  12. Derek Neal & Diane Whitmore Schanzenbach, 2007. "Left Behind By Design: Proficiency Counts and Test-Based Accountability," NBER Working Papers 13293, National Bureau of Economic Research, Inc.
Full references (including those not matched with items on IDEAS)

This item is not listed on Wikipedia, on a reading list or among the top items on IDEAS.

When requesting a correction, please mention this item's handle: RePEc:shr:wpaper:09-21. See general information about how to correct material in RePEc.

For technical questions regarding this item, or to correct its authors, title, abstract, bibliographic or download information, contact: (Luc Savard)

If you have authored this item and are not yet registered with RePEc, we encourage you to do it here.
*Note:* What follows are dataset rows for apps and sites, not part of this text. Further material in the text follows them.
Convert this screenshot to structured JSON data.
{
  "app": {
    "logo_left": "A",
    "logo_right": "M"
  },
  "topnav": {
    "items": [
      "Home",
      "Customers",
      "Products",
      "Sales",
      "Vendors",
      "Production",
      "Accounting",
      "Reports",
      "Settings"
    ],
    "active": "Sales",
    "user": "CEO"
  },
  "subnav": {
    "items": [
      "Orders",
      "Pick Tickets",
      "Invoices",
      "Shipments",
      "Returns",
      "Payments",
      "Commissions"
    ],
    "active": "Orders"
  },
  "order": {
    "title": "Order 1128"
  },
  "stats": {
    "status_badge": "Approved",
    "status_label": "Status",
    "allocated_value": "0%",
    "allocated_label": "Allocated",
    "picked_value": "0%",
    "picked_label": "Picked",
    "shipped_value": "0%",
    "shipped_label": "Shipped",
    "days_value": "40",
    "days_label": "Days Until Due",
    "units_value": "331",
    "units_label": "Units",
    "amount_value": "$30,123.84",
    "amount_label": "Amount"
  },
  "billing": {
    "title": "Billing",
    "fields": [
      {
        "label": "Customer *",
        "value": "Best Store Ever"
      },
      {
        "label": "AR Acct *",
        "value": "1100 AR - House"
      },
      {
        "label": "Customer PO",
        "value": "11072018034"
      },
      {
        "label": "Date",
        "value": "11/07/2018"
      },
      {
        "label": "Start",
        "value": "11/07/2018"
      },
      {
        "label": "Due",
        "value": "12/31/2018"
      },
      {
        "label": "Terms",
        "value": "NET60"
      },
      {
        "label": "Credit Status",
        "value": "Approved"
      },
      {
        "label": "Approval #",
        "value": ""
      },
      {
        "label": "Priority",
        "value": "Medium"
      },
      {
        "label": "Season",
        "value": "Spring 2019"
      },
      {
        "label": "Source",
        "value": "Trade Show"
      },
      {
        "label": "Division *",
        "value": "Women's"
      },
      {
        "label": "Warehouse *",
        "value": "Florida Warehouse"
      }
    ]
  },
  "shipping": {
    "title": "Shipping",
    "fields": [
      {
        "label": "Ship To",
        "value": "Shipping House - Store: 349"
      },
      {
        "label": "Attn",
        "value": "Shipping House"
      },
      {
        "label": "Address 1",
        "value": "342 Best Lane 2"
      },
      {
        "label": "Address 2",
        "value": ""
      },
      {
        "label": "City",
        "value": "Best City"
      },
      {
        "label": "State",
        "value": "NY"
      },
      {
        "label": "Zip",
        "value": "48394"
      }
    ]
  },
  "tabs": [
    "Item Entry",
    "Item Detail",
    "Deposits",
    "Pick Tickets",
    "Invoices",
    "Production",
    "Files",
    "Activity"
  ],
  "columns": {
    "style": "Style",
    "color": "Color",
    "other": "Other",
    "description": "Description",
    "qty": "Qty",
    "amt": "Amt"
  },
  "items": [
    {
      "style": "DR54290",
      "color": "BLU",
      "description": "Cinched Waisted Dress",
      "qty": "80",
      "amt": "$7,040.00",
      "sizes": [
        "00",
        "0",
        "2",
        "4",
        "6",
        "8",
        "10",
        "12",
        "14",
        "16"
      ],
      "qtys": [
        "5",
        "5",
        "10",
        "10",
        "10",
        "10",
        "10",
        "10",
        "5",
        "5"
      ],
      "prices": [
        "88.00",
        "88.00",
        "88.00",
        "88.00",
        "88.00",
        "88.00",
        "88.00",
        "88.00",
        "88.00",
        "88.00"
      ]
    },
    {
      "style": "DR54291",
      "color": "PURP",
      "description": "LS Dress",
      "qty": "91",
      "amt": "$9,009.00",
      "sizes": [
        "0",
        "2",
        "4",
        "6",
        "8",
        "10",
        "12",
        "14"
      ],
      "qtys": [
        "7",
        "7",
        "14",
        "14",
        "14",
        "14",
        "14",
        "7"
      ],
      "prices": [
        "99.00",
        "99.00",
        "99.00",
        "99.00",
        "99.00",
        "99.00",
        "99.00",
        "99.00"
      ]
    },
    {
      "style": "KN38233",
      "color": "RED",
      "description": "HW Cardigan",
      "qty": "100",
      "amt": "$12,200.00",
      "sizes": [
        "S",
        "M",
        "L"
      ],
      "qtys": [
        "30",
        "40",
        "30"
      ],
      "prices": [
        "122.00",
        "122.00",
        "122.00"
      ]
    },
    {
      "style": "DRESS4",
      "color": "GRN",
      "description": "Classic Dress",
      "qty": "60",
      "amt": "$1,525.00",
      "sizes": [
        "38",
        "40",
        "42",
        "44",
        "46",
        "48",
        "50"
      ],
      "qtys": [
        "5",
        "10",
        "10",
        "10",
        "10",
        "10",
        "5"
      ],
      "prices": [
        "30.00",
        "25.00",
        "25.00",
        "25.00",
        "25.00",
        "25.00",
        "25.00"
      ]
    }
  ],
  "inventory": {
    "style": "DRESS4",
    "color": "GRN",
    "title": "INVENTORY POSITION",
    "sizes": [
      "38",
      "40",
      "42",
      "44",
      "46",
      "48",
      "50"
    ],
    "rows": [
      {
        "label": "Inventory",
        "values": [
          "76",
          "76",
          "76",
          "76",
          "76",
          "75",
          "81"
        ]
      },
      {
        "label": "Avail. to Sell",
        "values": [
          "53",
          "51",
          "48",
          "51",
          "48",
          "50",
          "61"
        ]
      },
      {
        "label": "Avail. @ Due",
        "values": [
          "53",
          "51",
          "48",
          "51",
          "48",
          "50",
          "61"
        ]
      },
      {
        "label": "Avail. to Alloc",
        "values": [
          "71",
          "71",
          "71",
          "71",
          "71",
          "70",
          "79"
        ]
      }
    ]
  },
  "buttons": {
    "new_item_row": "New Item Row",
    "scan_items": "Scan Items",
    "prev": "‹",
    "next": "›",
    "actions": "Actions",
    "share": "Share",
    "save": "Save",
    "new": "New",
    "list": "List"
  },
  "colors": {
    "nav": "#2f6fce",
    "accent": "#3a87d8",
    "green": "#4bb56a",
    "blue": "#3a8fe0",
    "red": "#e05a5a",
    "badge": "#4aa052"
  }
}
This allows to link your profile to this item. It also allows you to accept potential citations to this item that we are uncertain about.

If references are entirely missing, you can add them using this form.

If the full references list an item that is present in RePEc, but the system did not link to it, you can help with this form.

If you know of missing items citing this one, you can help us creating those links by adding the relevant references in the same way as above, for each refering item. If you are a registered author of this item, you may also want to check the "citations" tab in your profile, as there may be some citations waiting for confirmation.

Please note that corrections may take a couple of weeks to filter through the various RePEc services.

This information is provided to you by IDEAS at the Research Division of the Federal Reserve Bank of St. Louis using RePEc data.